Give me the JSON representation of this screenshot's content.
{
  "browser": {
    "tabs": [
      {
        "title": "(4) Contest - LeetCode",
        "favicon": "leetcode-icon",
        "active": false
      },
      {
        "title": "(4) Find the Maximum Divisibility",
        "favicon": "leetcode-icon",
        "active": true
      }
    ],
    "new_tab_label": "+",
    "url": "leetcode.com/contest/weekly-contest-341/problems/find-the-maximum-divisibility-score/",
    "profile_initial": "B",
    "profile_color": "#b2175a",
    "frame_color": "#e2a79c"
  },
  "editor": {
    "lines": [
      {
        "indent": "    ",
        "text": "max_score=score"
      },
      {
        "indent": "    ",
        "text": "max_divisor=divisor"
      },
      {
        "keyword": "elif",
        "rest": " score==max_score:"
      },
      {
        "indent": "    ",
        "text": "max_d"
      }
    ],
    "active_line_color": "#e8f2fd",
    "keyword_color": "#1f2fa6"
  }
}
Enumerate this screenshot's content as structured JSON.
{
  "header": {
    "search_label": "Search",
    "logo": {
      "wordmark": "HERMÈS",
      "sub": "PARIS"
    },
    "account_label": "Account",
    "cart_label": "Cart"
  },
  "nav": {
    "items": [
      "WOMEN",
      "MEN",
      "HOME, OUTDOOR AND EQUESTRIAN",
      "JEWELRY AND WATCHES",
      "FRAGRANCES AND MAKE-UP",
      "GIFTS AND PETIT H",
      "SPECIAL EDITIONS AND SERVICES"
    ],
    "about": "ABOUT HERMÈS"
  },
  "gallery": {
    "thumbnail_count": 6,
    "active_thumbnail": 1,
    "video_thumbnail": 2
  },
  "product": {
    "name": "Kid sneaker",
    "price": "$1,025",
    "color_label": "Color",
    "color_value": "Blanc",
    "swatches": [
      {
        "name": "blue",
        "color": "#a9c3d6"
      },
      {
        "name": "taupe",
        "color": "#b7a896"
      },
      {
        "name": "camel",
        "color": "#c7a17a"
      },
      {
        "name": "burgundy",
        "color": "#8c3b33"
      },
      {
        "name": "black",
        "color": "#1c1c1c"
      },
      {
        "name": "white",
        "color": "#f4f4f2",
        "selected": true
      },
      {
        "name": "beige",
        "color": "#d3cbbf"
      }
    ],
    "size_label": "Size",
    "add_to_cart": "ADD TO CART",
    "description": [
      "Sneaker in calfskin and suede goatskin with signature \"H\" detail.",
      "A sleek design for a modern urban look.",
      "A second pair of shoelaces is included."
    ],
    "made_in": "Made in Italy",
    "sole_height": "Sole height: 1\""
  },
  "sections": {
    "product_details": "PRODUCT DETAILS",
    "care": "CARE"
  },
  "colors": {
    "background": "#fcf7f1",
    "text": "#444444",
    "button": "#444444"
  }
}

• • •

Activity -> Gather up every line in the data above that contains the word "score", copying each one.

Reply to the exercise ->
    "url": "leetcode.com/contest/weekly-contest-341/problems/find-the-maximum-divisibility-score/",
        "text": "max_score=score"
        "rest": " score==max_score:"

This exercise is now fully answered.